EXERCISE OBJECTIVE -> Down to the last line, set down the material below exactly; skip the pictures.

DATA SUPPLIED ->
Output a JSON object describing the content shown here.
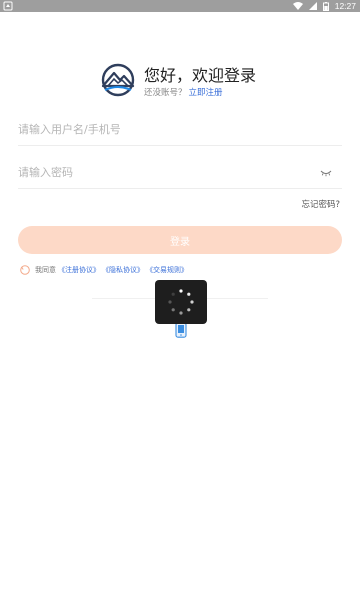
{
  "status_bar": {
    "time": "12:27",
    "icons": [
      "notification-icon",
      "wifi-icon",
      "signal-icon",
      "battery-icon"
    ]
  },
  "header": {
    "logo": "mountain-logo",
    "greeting": "您好，欢迎登录",
    "no_account_text": "还没账号？",
    "register_link": "立即注册"
  },
  "form": {
    "username_placeholder": "请输入用户名/手机号",
    "username_value": "",
    "password_placeholder": "请输入密码",
    "password_value": "",
    "forgot_password": "忘记密码?",
    "login_button": "登录"
  },
  "agreement": {
    "prefix": "我同意",
    "links": [
      "《注册协议》",
      "《隐私协议》",
      "《交易规则》"
    ]
  },
  "alt_login": {
    "icon": "phone-icon"
  },
  "colors": {
    "accent": "#3a6fd8",
    "button_bg": "#fdd9c7",
    "status_bar": "#9e9e9e",
    "logo_dark": "#2f3e5c",
    "logo_light": "#1e88e5"
  }
}
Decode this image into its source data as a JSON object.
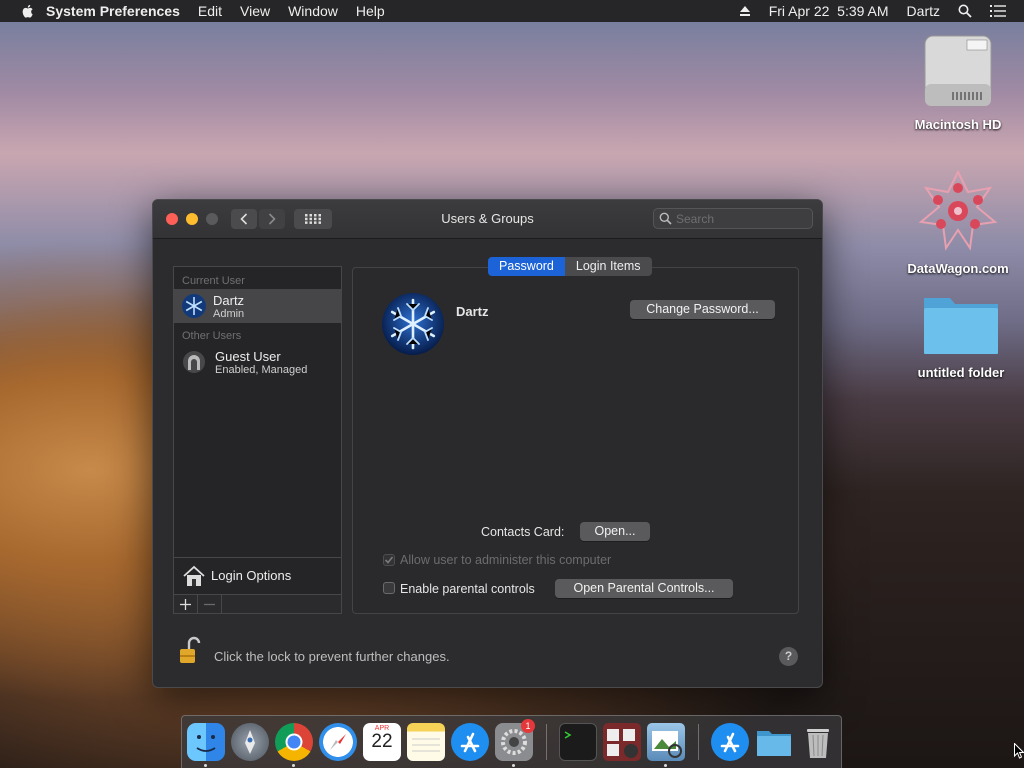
{
  "menubar": {
    "app_name": "System Preferences",
    "menus": [
      "Edit",
      "View",
      "Window",
      "Help"
    ],
    "datetime": "Fri Apr 22  5:39 AM",
    "user": "Dartz"
  },
  "desktop": {
    "icons": [
      {
        "label": "Macintosh HD",
        "icon": "hard-drive-icon"
      },
      {
        "label": "DataWagon.com",
        "icon": "datawagon-logo-icon"
      },
      {
        "label": "untitled folder",
        "icon": "folder-icon"
      }
    ]
  },
  "window": {
    "title": "Users & Groups",
    "search_placeholder": "Search"
  },
  "sidebar": {
    "current_user_header": "Current User",
    "current_user": {
      "name": "Dartz",
      "role": "Admin"
    },
    "other_users_header": "Other Users",
    "other_users": [
      {
        "name": "Guest User",
        "role": "Enabled, Managed"
      }
    ],
    "login_options_label": "Login Options"
  },
  "detail": {
    "tabs": [
      {
        "label": "Password",
        "active": true
      },
      {
        "label": "Login Items",
        "active": false
      }
    ],
    "user_name": "Dartz",
    "change_password_label": "Change Password...",
    "contacts_card_label": "Contacts Card:",
    "open_label": "Open...",
    "allow_admin_label": "Allow user to administer this computer",
    "allow_admin_checked": true,
    "allow_admin_enabled": false,
    "parental_controls_label": "Enable parental controls",
    "parental_controls_checked": false,
    "open_parental_controls_label": "Open Parental Controls..."
  },
  "footer": {
    "lock_text": "Click the lock to prevent further changes.",
    "help_label": "?"
  },
  "dock": {
    "calendar_month": "APR",
    "calendar_day": "22",
    "system_prefs_badge": "1",
    "apps": [
      "Finder",
      "Launchpad",
      "Google Chrome",
      "Safari",
      "Calendar",
      "Notes",
      "App Store",
      "System Preferences",
      "Terminal",
      "Photo Booth",
      "Preview",
      "App Store",
      "Downloads",
      "Trash"
    ]
  },
  "colors": {
    "accent": "#1c63d8",
    "close": "#fe5f57",
    "minimize": "#febc2e",
    "window_bg": "#2c2c2e"
  }
}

YOUR SOLUTION ->
Output a JSON object describing the content shown here.
{
  "status_bar": {
    "time": "12:27",
    "icons": [
      "notification-icon",
      "wifi-icon",
      "signal-icon",
      "battery-icon"
    ]
  },
  "header": {
    "logo": "mountain-logo",
    "greeting": "您好，欢迎登录",
    "no_account_text": "还没账号？",
    "register_link": "立即注册"
  },
  "form": {
    "username_placeholder": "请输入用户名/手机号",
    "username_value": "",
    "password_placeholder": "请输入密码",
    "password_value": "",
    "forgot_password": "忘记密码?",
    "login_button": "登录"
  },
  "agreement": {
    "prefix": "我同意",
    "links": [
      "《注册协议》",
      "《隐私协议》",
      "《交易规则》"
    ]
  },
  "alt_login": {
    "icon": "phone-icon"
  },
  "colors": {
    "accent": "#3a6fd8",
    "button_bg": "#fdd9c7",
    "status_bar": "#9e9e9e",
    "logo_dark": "#2f3e5c",
    "logo_light": "#1e88e5"
  }
}
Decode this image into its source data as a JSON object.
{
  "menubar": {
    "app_name": "System Preferences",
    "menus": [
      "Edit",
      "View",
      "Window",
      "Help"
    ],
    "datetime": "Fri Apr 22  5:39 AM",
    "user": "Dartz"
  },
  "desktop": {
    "icons": [
      {
        "label": "Macintosh HD",
        "icon": "hard-drive-icon"
      },
      {
        "label": "DataWagon.com",
        "icon": "datawagon-logo-icon"
      },
      {
        "label": "untitled folder",
        "icon": "folder-icon"
      }
    ]
  },
  "window": {
    "title": "Users & Groups",
    "search_placeholder": "Search"
  },
  "sidebar": {
    "current_user_header": "Current User",
    "current_user": {
      "name": "Dartz",
      "role": "Admin"
    },
    "other_users_header": "Other Users",
    "other_users": [
      {
        "name": "Guest User",
        "role": "Enabled, Managed"
      }
    ],
    "login_options_label": "Login Options"
  },
  "detail": {
    "tabs": [
      {
        "label": "Password",
        "active": true
      },
      {
        "label": "Login Items",
        "active": false
      }
    ],
    "user_name": "Dartz",
    "change_password_label": "Change Password...",
    "contacts_card_label": "Contacts Card:",
    "open_label": "Open...",
    "allow_admin_label": "Allow user to administer this computer",
    "allow_admin_checked": true,
    "allow_admin_enabled": false,
    "parental_controls_label": "Enable parental controls",
    "parental_controls_checked": false,
    "open_parental_controls_label": "Open Parental Controls..."
  },
  "footer": {
    "lock_text": "Click the lock to prevent further changes.",
    "help_label": "?"
  },
  "dock": {
    "calendar_month": "APR",
    "calendar_day": "22",
    "system_prefs_badge": "1",
    "apps": [
      "Finder",
      "Launchpad",
      "Google Chrome",
      "Safari",
      "Calendar",
      "Notes",
      "App Store",
      "System Preferences",
      "Terminal",
      "Photo Booth",
      "Preview",
      "App Store",
      "Downloads",
      "Trash"
    ]
  },
  "colors": {
    "accent": "#1c63d8",
    "close": "#fe5f57",
    "minimize": "#febc2e",
    "window_bg": "#2c2c2e"
  }
}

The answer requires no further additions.